Judee Dix’s seasonal decorating is legendary.
Each November and December, she entertains a steady stream of special requests for a peek inside her 1905 Victorian home in Oakland, Nebraska, about 60 miles north of Omaha.
Every room in the white house with the fairy tale turret is trimmed to the hilt. It’s a passion borne from a lifelong love of floral design, interior decorating, collecting … and Christmas itself. “It’s the love of the Lord first of all,” she says.
If it sparkles, shimmers and shines, Judee will work it into her displays. In 2017, she put on the glitz with gold, silver and white in the dining room, kitchen and master bedroom.
Whimsical and homespun vignettes have a place, too.
In the den and adjoining powder room, a woodland theme reflects husband Bill’s love of the outdoors. Deep hues of green, blue and red and the rugged textures of pine cones, twigs and evergreen boughs make Bill’s space cozy and warm.
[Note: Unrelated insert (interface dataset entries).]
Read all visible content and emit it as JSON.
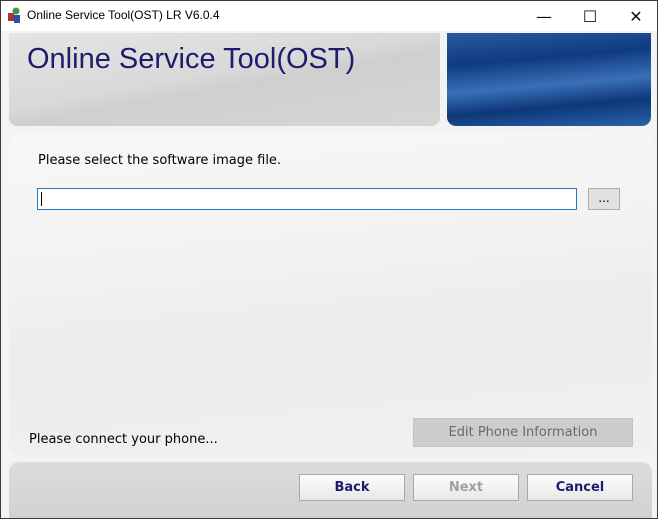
{
  "window": {
    "title": "Online Service Tool(OST) LR V6.0.4",
    "minimize": "—",
    "maximize": "☐",
    "close": "✕"
  },
  "header": {
    "title": "Online Service Tool(OST)"
  },
  "main": {
    "prompt": "Please select the software image file.",
    "file_value": "",
    "browse_label": "...",
    "status": "Please connect your phone...",
    "edit_phone_label": "Edit Phone Information"
  },
  "footer": {
    "back": "Back",
    "next": "Next",
    "cancel": "Cancel"
  }
}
Upstairs, a guest bedroom evokes a prairie Christmas theme, complete with antique dolls and toys and furnishings that belonged to Judee’s mother.
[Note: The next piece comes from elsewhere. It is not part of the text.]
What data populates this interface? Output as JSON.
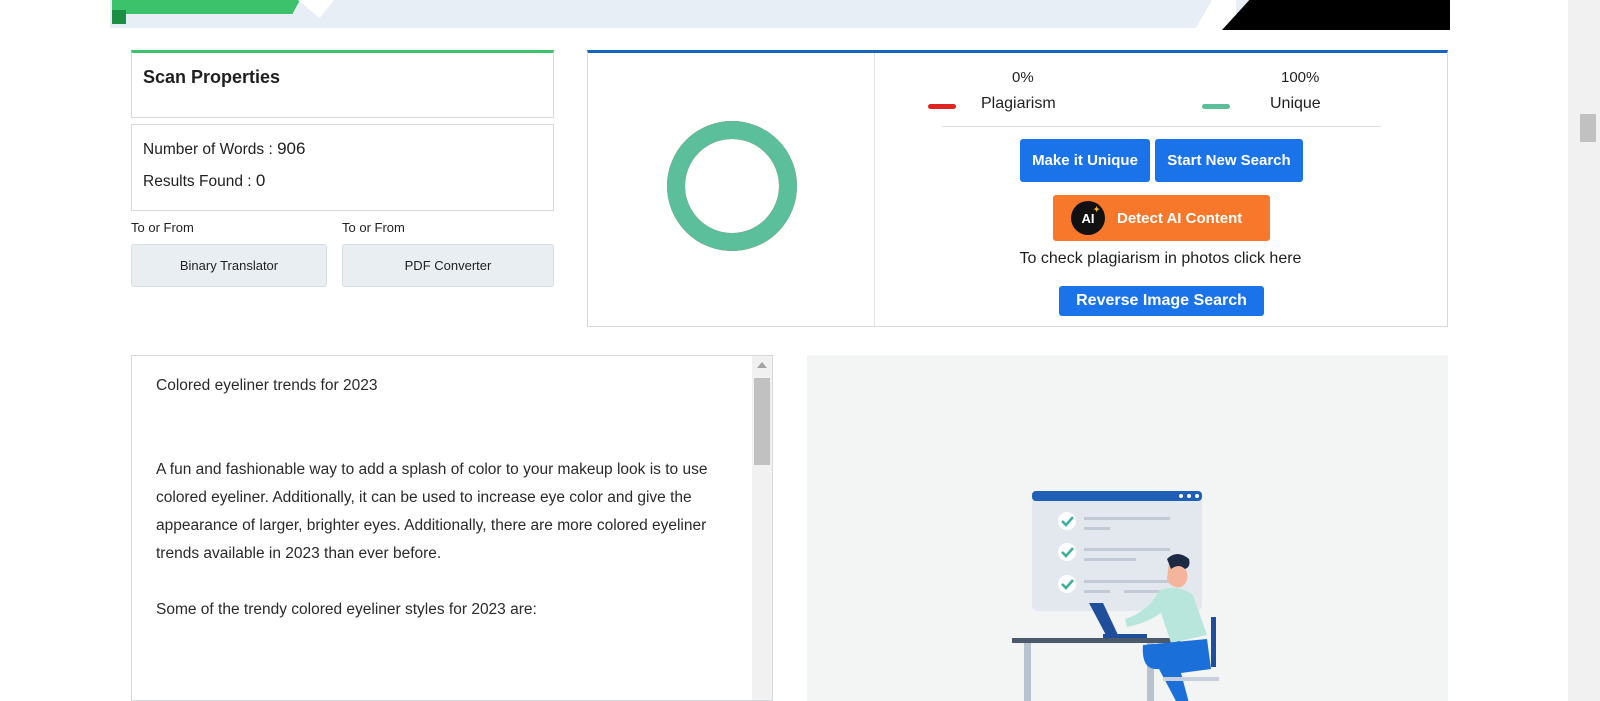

Gold cherubs reign over a guest bathroom.
An army of nutcrackers commands the enclosed front porch. “Nutcrackers were her Christmas gift for a lot of years,” Bill says. The airy space swirls with playful peppermint accents and a 6-foot tree adorned with delightful wooden soldiers, ornaments and ribbon.
Themed trees are a specialty. Fifteen typically can be found throughout the house.
A 7-foot dried flower tree in the living room draws the most attention. And not just at Christmas. It’s been a work in progress since 2006, with Judee adding stems from her garden season after season. “Everything from the garden comes in for the tree. I just pluck and place.”
Too fragile to move, the tree stays up year-round. “It’s a permanent fixture,” she says.
“Everything has a reason for being in our home,” Judee says. Her room tableaus, the story of her life.
“I’m glad I’m not one of those old people who’s sorry they didn’t try something,” a grinning Judee says of her entrepreneurial spirit.
The Christmas finery stays up until the end of January. Then, in the spring, Judee’s creative energy flows to her gardens, and busloads of visitors arrive again.
“Spring is a big deal,” Dix says. “That’s my season.”’